== ACTIVITY ==
In the entries below, find every line holding the string "true" and collect it.

== Data about app and page elements ==
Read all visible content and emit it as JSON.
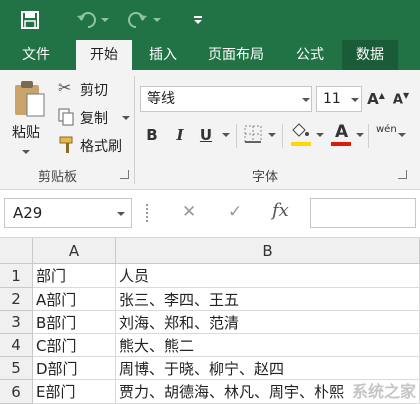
{
  "colors": {
    "brand": "#217346",
    "ribbon_bg": "#f3f3f3",
    "font_color_bar": "#d81e06",
    "highlight_bar": "#ffd700"
  },
  "quick_access": {
    "save_icon": "save-icon",
    "undo_icon": "undo-icon",
    "redo_icon": "redo-icon",
    "customize_icon": "customize-icon"
  },
  "tabs": [
    {
      "label": "文件"
    },
    {
      "label": "开始"
    },
    {
      "label": "插入"
    },
    {
      "label": "页面布局"
    },
    {
      "label": "公式"
    },
    {
      "label": "数据"
    }
  ],
  "ribbon": {
    "clipboard": {
      "paste_label": "粘贴",
      "cut_label": "剪切",
      "copy_label": "复制",
      "format_painter_label": "格式刷",
      "group_label": "剪贴板"
    },
    "font": {
      "font_name": "等线",
      "font_size": "11",
      "bold": "B",
      "italic": "I",
      "underline": "U",
      "font_color_glyph": "A",
      "phonetic_glyph": "wén",
      "group_label": "字体"
    }
  },
  "formula_bar": {
    "name_box": "A29",
    "cancel": "✕",
    "enter": "✓",
    "fx": "fx",
    "value": ""
  },
  "sheet": {
    "columns": [
      "A",
      "B"
    ],
    "rows": [
      {
        "num": "1",
        "a": "部门",
        "b": "人员"
      },
      {
        "num": "2",
        "a": "A部门",
        "b": "张三、李四、王五"
      },
      {
        "num": "3",
        "a": "B部门",
        "b": "刘海、郑和、范清"
      },
      {
        "num": "4",
        "a": "C部门",
        "b": "熊大、熊二"
      },
      {
        "num": "5",
        "a": "D部门",
        "b": "周博、于晓、柳宁、赵四"
      },
      {
        "num": "6",
        "a": "E部门",
        "b": "贾力、胡德海、林凡、周宇、朴熙"
      }
    ]
  },
  "watermark": "系统之家"
}
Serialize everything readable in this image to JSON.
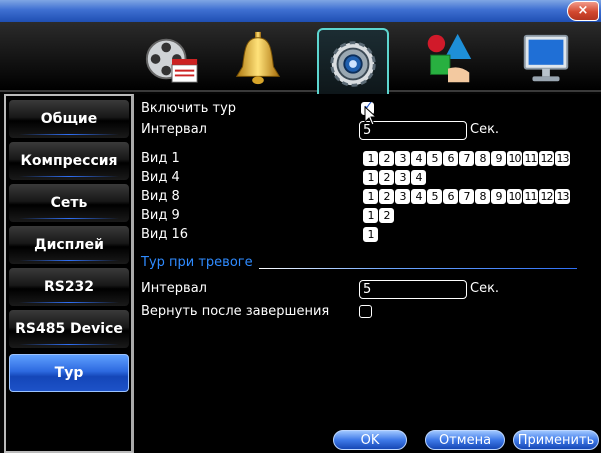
{
  "window": {
    "close_glyph": "×"
  },
  "top_tabs": [
    {
      "name": "record-tab",
      "icon": "film-clapper-icon"
    },
    {
      "name": "alarm-tab",
      "icon": "bell-icon"
    },
    {
      "name": "system-tab",
      "icon": "gear-icon",
      "active": true
    },
    {
      "name": "advanced-tab",
      "icon": "blocks-icon"
    },
    {
      "name": "info-tab",
      "icon": "monitor-icon"
    }
  ],
  "sidebar": {
    "items": [
      {
        "label": "Общие"
      },
      {
        "label": "Компрессия"
      },
      {
        "label": "Сеть"
      },
      {
        "label": "Дисплей"
      },
      {
        "label": "RS232"
      },
      {
        "label": "RS485 Device"
      },
      {
        "label": "Тур",
        "active": true
      }
    ]
  },
  "tour": {
    "enable_label": "Включить тур",
    "enable_checked": true,
    "interval_label": "Интервал",
    "interval_value": "5",
    "interval_unit": "Сек.",
    "views": [
      {
        "label": "Вид 1",
        "channels": [
          "1",
          "2",
          "3",
          "4",
          "5",
          "6",
          "7",
          "8",
          "9",
          "10",
          "11",
          "12",
          "13"
        ],
        "selected": [
          "1",
          "2",
          "3",
          "4",
          "5",
          "6",
          "7",
          "8",
          "9",
          "10",
          "11",
          "12",
          "13"
        ]
      },
      {
        "label": "Вид 4",
        "channels": [
          "1",
          "2",
          "3",
          "4"
        ],
        "selected": [
          "1",
          "2",
          "3",
          "4"
        ]
      },
      {
        "label": "Вид 8",
        "channels": [
          "1",
          "2",
          "3",
          "4",
          "5",
          "6",
          "7",
          "8",
          "9",
          "10",
          "11",
          "12",
          "13"
        ],
        "selected": [
          "1",
          "2",
          "3",
          "4",
          "5",
          "6",
          "7",
          "8",
          "9",
          "10",
          "11",
          "12",
          "13"
        ]
      },
      {
        "label": "Вид 9",
        "channels": [
          "1",
          "2"
        ],
        "selected": [
          "1",
          "2"
        ]
      },
      {
        "label": "Вид 16",
        "channels": [
          "1"
        ],
        "selected": [
          "1"
        ]
      }
    ]
  },
  "alarm_tour": {
    "section_title": "Тур при тревоге",
    "interval_label": "Интервал",
    "interval_value": "5",
    "interval_unit": "Сек.",
    "return_label": "Вернуть после завершения",
    "return_checked": false
  },
  "buttons": {
    "ok": "OK",
    "cancel": "Отмена",
    "apply": "Применить"
  },
  "colors": {
    "accent": "#2f6ff5",
    "section_title": "#2f8bff",
    "close": "#d2482f"
  }
}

== SOLUTION FOR THIS PROBLEM ==
      "active": true
        "active": true
    "enable_checked": true,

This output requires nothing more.